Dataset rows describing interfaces

#####

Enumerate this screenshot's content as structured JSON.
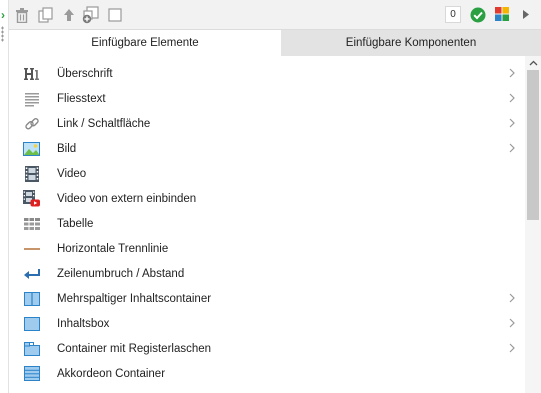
{
  "toolbar": {
    "icons": [
      "trash-icon",
      "copy-icon",
      "move-up-icon",
      "insert-component-icon",
      "checkbox-icon"
    ],
    "counter": "0",
    "status_icon": "check-circle-icon",
    "palette_icon": "color-grid-icon",
    "more_icon": "caret-right-icon"
  },
  "tabs": {
    "elements": "Einfügbare Elemente",
    "components": "Einfügbare Komponenten"
  },
  "items": [
    {
      "label": "Überschrift",
      "icon": "heading-icon",
      "has_submenu": true
    },
    {
      "label": "Fliesstext",
      "icon": "paragraph-icon",
      "has_submenu": true
    },
    {
      "label": "Link / Schaltfläche",
      "icon": "link-icon",
      "has_submenu": true
    },
    {
      "label": "Bild",
      "icon": "image-icon",
      "has_submenu": true
    },
    {
      "label": "Video",
      "icon": "film-icon",
      "has_submenu": false
    },
    {
      "label": "Video von extern einbinden",
      "icon": "youtube-film-icon",
      "has_submenu": false
    },
    {
      "label": "Tabelle",
      "icon": "table-icon",
      "has_submenu": false
    },
    {
      "label": "Horizontale Trennlinie",
      "icon": "horizontal-rule-icon",
      "has_submenu": false
    },
    {
      "label": "Zeilenumbruch / Abstand",
      "icon": "line-break-icon",
      "has_submenu": false
    },
    {
      "label": "Mehrspaltiger Inhaltscontainer",
      "icon": "columns-icon",
      "has_submenu": true
    },
    {
      "label": "Inhaltsbox",
      "icon": "box-icon",
      "has_submenu": true
    },
    {
      "label": "Container mit Registerlaschen",
      "icon": "tabs-container-icon",
      "has_submenu": true
    },
    {
      "label": "Akkordeon Container",
      "icon": "accordion-icon",
      "has_submenu": false
    }
  ],
  "colors": {
    "accent_green": "#2aa043",
    "icon_blue": "#2c83c8",
    "icon_gray": "#9a9a9a"
  }
}
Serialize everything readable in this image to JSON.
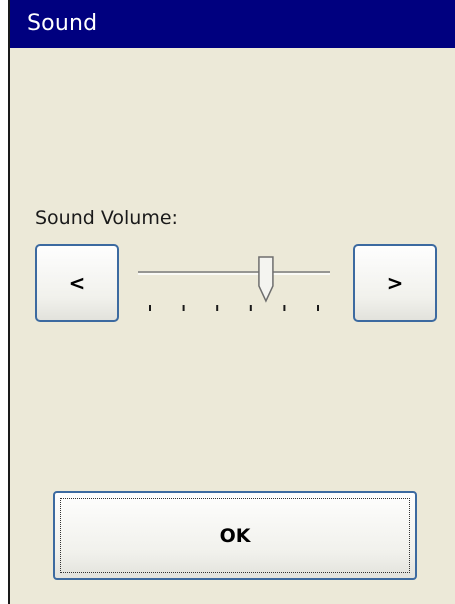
{
  "window": {
    "title": "Sound"
  },
  "volume": {
    "label": "Sound Volume:",
    "decrease_label": "<",
    "increase_label": ">",
    "level_fraction": 0.69,
    "tick_count": 6
  },
  "ok_button": {
    "label": "OK"
  },
  "colors": {
    "titlebar": "#00007f",
    "window_bg": "#ece9d8",
    "button_border": "#3c6aa0"
  }
}
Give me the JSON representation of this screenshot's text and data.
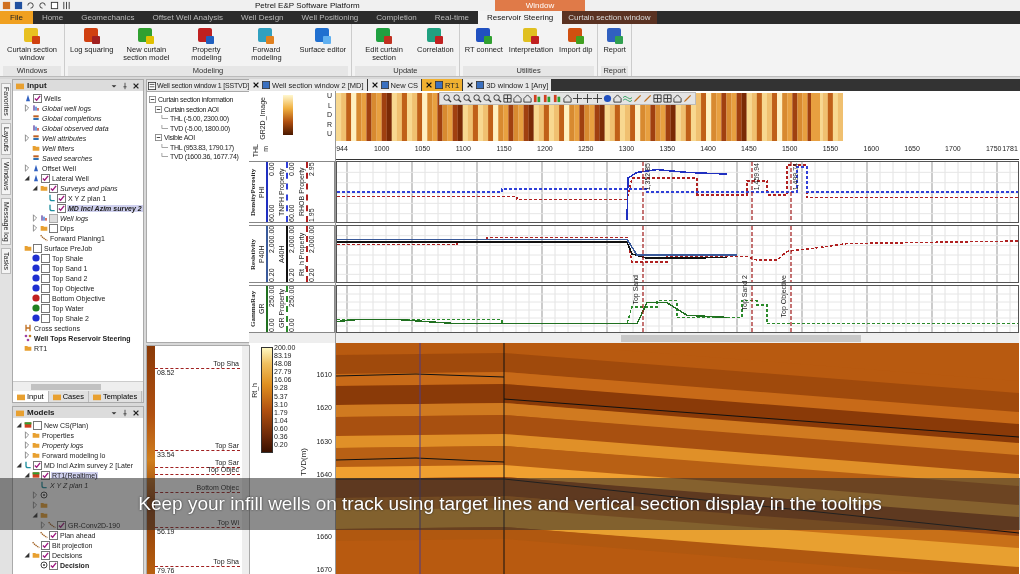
{
  "title_bar": {
    "title": "Petrel E&P Software Platform",
    "context_label": "Window"
  },
  "ribbon_tabs": [
    {
      "label": "File",
      "selected": false,
      "kind": "file"
    },
    {
      "label": "Home",
      "selected": false,
      "kind": "normal"
    },
    {
      "label": "Geomechanics",
      "selected": false,
      "kind": "normal"
    },
    {
      "label": "Offset Well Analysis",
      "selected": false,
      "kind": "normal"
    },
    {
      "label": "Well Design",
      "selected": false,
      "kind": "normal"
    },
    {
      "label": "Well Positioning",
      "selected": false,
      "kind": "normal"
    },
    {
      "label": "Completion",
      "selected": false,
      "kind": "normal"
    },
    {
      "label": "Real-time",
      "selected": false,
      "kind": "normal"
    },
    {
      "label": "Reservoir Steering",
      "selected": true,
      "kind": "normal"
    },
    {
      "label": "Curtain section window",
      "selected": false,
      "kind": "context"
    }
  ],
  "ribbon_groups": [
    {
      "title": "Windows",
      "buttons": [
        "Curtain section window"
      ]
    },
    {
      "title": "Modeling",
      "buttons": [
        "Log squaring",
        "New curtain section model",
        "Property modeling",
        "Forward modeling",
        "Surface editor"
      ]
    },
    {
      "title": "Update",
      "buttons": [
        "Edit curtain section",
        "Correlation"
      ]
    },
    {
      "title": "Utilities",
      "buttons": [
        "RT connect",
        "Interpretation",
        "Import dip"
      ]
    },
    {
      "title": "Report",
      "buttons": [
        "Report"
      ]
    }
  ],
  "side_tabs": [
    "Favorites",
    "Layouts",
    "Windows",
    "Message log",
    "Tasks"
  ],
  "input_panel": {
    "title": "Input",
    "tree": [
      {
        "label": "Wells",
        "kind": "well",
        "checked": true,
        "italic": false,
        "bold": false,
        "selected": false,
        "children": [
          {
            "label": "Global well logs",
            "kind": "log",
            "expanded": false,
            "italic": true,
            "bold": false,
            "selected": false
          },
          {
            "label": "Global completions",
            "kind": "data",
            "italic": true,
            "bold": false,
            "selected": false
          },
          {
            "label": "Global observed data",
            "kind": "log",
            "italic": true,
            "bold": false,
            "selected": false
          },
          {
            "label": "Well attributes",
            "kind": "data",
            "expanded": false,
            "italic": true,
            "bold": false,
            "selected": false
          },
          {
            "label": "Well filters",
            "kind": "folder",
            "italic": true,
            "bold": false,
            "selected": false
          },
          {
            "label": "Saved searches",
            "kind": "data",
            "italic": true,
            "bold": false,
            "selected": false
          },
          {
            "label": "Offset Well",
            "kind": "well",
            "expanded": false,
            "italic": false,
            "bold": false,
            "selected": false
          },
          {
            "label": "Lateral Well",
            "kind": "well",
            "checked": true,
            "expanded": true,
            "italic": false,
            "bold": false,
            "selected": false,
            "children": [
              {
                "label": "Surveys and plans",
                "kind": "folder",
                "checked": true,
                "expanded": true,
                "italic": true,
                "bold": false,
                "selected": false,
                "children": [
                  {
                    "label": "X Y Z plan 1",
                    "kind": "plan",
                    "checked": true,
                    "italic": false,
                    "bold": false,
                    "selected": false
                  },
                  {
                    "label": "MD Incl Azim survey 2",
                    "kind": "plan",
                    "checked": true,
                    "italic": true,
                    "bold": true,
                    "selected": true
                  }
                ]
              },
              {
                "label": "Well logs",
                "kind": "log",
                "checked": false,
                "disabled": true,
                "expanded": false,
                "italic": true,
                "bold": false,
                "selected": false
              },
              {
                "label": "Dips",
                "kind": "folder",
                "checked": false,
                "disabled": false,
                "expanded": false,
                "italic": false,
                "bold": false,
                "selected": false
              },
              {
                "label": "Forward Planing1",
                "kind": "path",
                "italic": false,
                "bold": false,
                "selected": false
              }
            ]
          }
        ]
      },
      {
        "label": "Surface PreJob",
        "kind": "folder",
        "checked": false,
        "italic": false,
        "bold": false,
        "selected": false,
        "children": [
          {
            "label": "Top Shale",
            "kind": "surface",
            "color": "#1f2fd0",
            "checked": false,
            "italic": false,
            "bold": false,
            "selected": false
          },
          {
            "label": "Top Sand 1",
            "kind": "surface",
            "color": "#1f2fd0",
            "checked": false,
            "italic": false,
            "bold": false,
            "selected": false
          },
          {
            "label": "Top Sand 2",
            "kind": "surface",
            "color": "#1f2fd0",
            "checked": false,
            "italic": false,
            "bold": false,
            "selected": false
          },
          {
            "label": "Top Objective",
            "kind": "surface",
            "color": "#1f2fd0",
            "checked": false,
            "italic": false,
            "bold": false,
            "selected": false
          },
          {
            "label": "Bottom Objective",
            "kind": "surface",
            "color": "#c02020",
            "checked": false,
            "italic": false,
            "bold": false,
            "selected": false
          },
          {
            "label": "Top Water",
            "kind": "surface",
            "color": "#208020",
            "checked": false,
            "italic": false,
            "bold": false,
            "selected": false
          },
          {
            "label": "Top Shale 2",
            "kind": "surface",
            "color": "#1f2fd0",
            "checked": false,
            "italic": false,
            "bold": false,
            "selected": false
          }
        ]
      },
      {
        "label": "Cross sections",
        "kind": "cross",
        "italic": false,
        "bold": false,
        "selected": false
      },
      {
        "label": "Well Tops Reservoir Steering",
        "kind": "tops",
        "italic": false,
        "bold": true,
        "selected": false
      },
      {
        "label": "RT1",
        "kind": "folder",
        "italic": false,
        "bold": false,
        "selected": false
      }
    ],
    "tabs": [
      {
        "label": "Input",
        "selected": true
      },
      {
        "label": "Cases",
        "selected": false
      },
      {
        "label": "Templates",
        "selected": false
      }
    ]
  },
  "models_panel": {
    "title": "Models",
    "tree": [
      {
        "label": "New CS(Plan)",
        "kind": "model",
        "checked": false,
        "expanded": true,
        "italic": false,
        "bold": false,
        "selected": false,
        "children": [
          {
            "label": "Properties",
            "kind": "folder",
            "expanded": false,
            "italic": false,
            "bold": false,
            "selected": false
          },
          {
            "label": "Property logs",
            "kind": "folder",
            "expanded": false,
            "italic": true,
            "bold": false,
            "selected": false
          },
          {
            "label": "Forward modeling lo",
            "kind": "folder",
            "expanded": false,
            "italic": false,
            "bold": false,
            "selected": false
          }
        ]
      },
      {
        "label": "MD Incl Azim survey 2 [Later",
        "kind": "plan",
        "checked": true,
        "expanded": true,
        "italic": false,
        "bold": false,
        "selected": false,
        "children": [
          {
            "label": "RT1(Realtime)",
            "kind": "model",
            "checked": true,
            "expanded": true,
            "italic": false,
            "bold": false,
            "selected": true,
            "children": [
              {
                "label": "X Y Z plan 1",
                "kind": "plan",
                "italic": true,
                "bold": false,
                "selected": false
              },
              {
                "kind": "target",
                "expanded": false
              },
              {
                "kind": "folder",
                "expanded": false
              },
              {
                "kind": "folder",
                "expanded": true,
                "children": [
                  {
                    "label": "GR-Conv2D-190",
                    "kind": "path",
                    "checked": true,
                    "expanded": false,
                    "italic": false,
                    "bold": false,
                    "selected": false
                  }
                ]
              },
              {
                "label": "Plan ahead",
                "kind": "path",
                "checked": true,
                "italic": false,
                "bold": false,
                "selected": false
              }
            ]
          },
          {
            "label": "Bit projection",
            "kind": "path",
            "checked": true,
            "italic": false,
            "bold": false,
            "selected": false
          },
          {
            "label": "Decisions",
            "kind": "folder",
            "checked": true,
            "expanded": true,
            "italic": false,
            "bold": false,
            "selected": false,
            "children": [
              {
                "label": "Decision",
                "kind": "target",
                "checked": true,
                "italic": false,
                "bold": true,
                "selected": false
              }
            ]
          }
        ]
      }
    ]
  },
  "info_window": {
    "tab": "Well section window 1 [SSTVD]",
    "tree": [
      {
        "label": "Curtain section information",
        "children": [
          {
            "label": "Curtain section AOI",
            "children": [
              {
                "label": "THL (-5.00, 2300.00)"
              },
              {
                "label": "TVD (-5.00, 1800.00)"
              }
            ]
          },
          {
            "label": "Visible AOI",
            "children": [
              {
                "label": "THL (953.83, 1790.17)"
              },
              {
                "label": "TVD (1600.36, 1677.74)"
              }
            ]
          }
        ]
      }
    ],
    "tops": [
      {
        "label": "Top Sha",
        "reading": "08.52"
      },
      {
        "label": "Top Sar",
        "reading": "33.54"
      },
      {
        "label": "Top Sar"
      },
      {
        "label": "Top Objec"
      },
      {
        "label": "Bottom Objec"
      },
      {
        "label": "Top Wi",
        "reading": "56.19"
      },
      {
        "label": "Top Sha",
        "reading": "79.76"
      }
    ]
  },
  "section_window": {
    "tabs": [
      {
        "label": "Well section window 2 [MD]",
        "selected": false
      },
      {
        "label": "New CS",
        "selected": false
      },
      {
        "label": "RT1",
        "selected": true
      },
      {
        "label": "3D window 1 [Any]",
        "selected": false
      }
    ],
    "image_label": "GR2D_Image",
    "image_rows": [
      "U",
      "L",
      "D",
      "R",
      "U"
    ],
    "axis_label": "THL",
    "axis_unit": "m",
    "thl_ticks": [
      "944",
      "1000",
      "1050",
      "1100",
      "1150",
      "1200",
      "1250",
      "1300",
      "1350",
      "1400",
      "1450",
      "1500",
      "1550",
      "1600",
      "1650",
      "1700",
      "1750",
      "1781"
    ],
    "tracks": [
      {
        "title": "DensityPorosity",
        "curves": [
          {
            "name": "PHI",
            "min": "60.00",
            "max": "0.00",
            "color": "#2030c0"
          },
          {
            "name": "TNPH Property",
            "min": "60.00",
            "max": "0.00",
            "color": "#3040d8"
          },
          {
            "name": "RHOB Property",
            "min": "1.95",
            "max": "2.95",
            "color": "#b02020"
          }
        ]
      },
      {
        "title": "Resistivity",
        "curves": [
          {
            "name": "P40H",
            "min": "0.20",
            "max": "2,000.00",
            "color": "#3a5a9a"
          },
          {
            "name": "A40H",
            "min": "0.20",
            "max": "2,000.00",
            "color": "#111111"
          },
          {
            "name": "Rt_h Property",
            "min": "0.20",
            "max": "2,000.00",
            "color": "#b02020"
          }
        ]
      },
      {
        "title": "GammaRay",
        "curves": [
          {
            "name": "GR",
            "min": "0.00",
            "max": "250.00",
            "color": "#207020"
          },
          {
            "name": "GR Property",
            "min": "0.00",
            "max": "250.00",
            "color": "#2a8a2a"
          }
        ]
      }
    ],
    "well_tops": [
      {
        "label": "Top Sand",
        "md": "1,352.85"
      },
      {
        "label": "Top Sand 2",
        "md": "1,459.94"
      },
      {
        "label": "Top Objective",
        "md": "1,499.74"
      }
    ],
    "colorbar": {
      "label": "Rt_h",
      "values": [
        "200.00",
        "83.19",
        "48.08",
        "27.79",
        "16.06",
        "9.28",
        "5.37",
        "3.10",
        "1.79",
        "1.04",
        "0.60",
        "0.36",
        "0.20"
      ]
    },
    "tvd_label": "TVD(m)",
    "tvd_ticks_upper": [
      "1610",
      "1620",
      "1630",
      "1640"
    ],
    "tvd_ticks_lower": [
      "1660",
      "1670"
    ]
  },
  "caption": "Keep your infill wells on track using target lines and vertical section display in the tooltips"
}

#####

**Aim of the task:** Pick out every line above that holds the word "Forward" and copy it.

**Task solution:**
        "Forward modeling",
                "label": "Forward Planing1",
            "label": "Forward modeling lo",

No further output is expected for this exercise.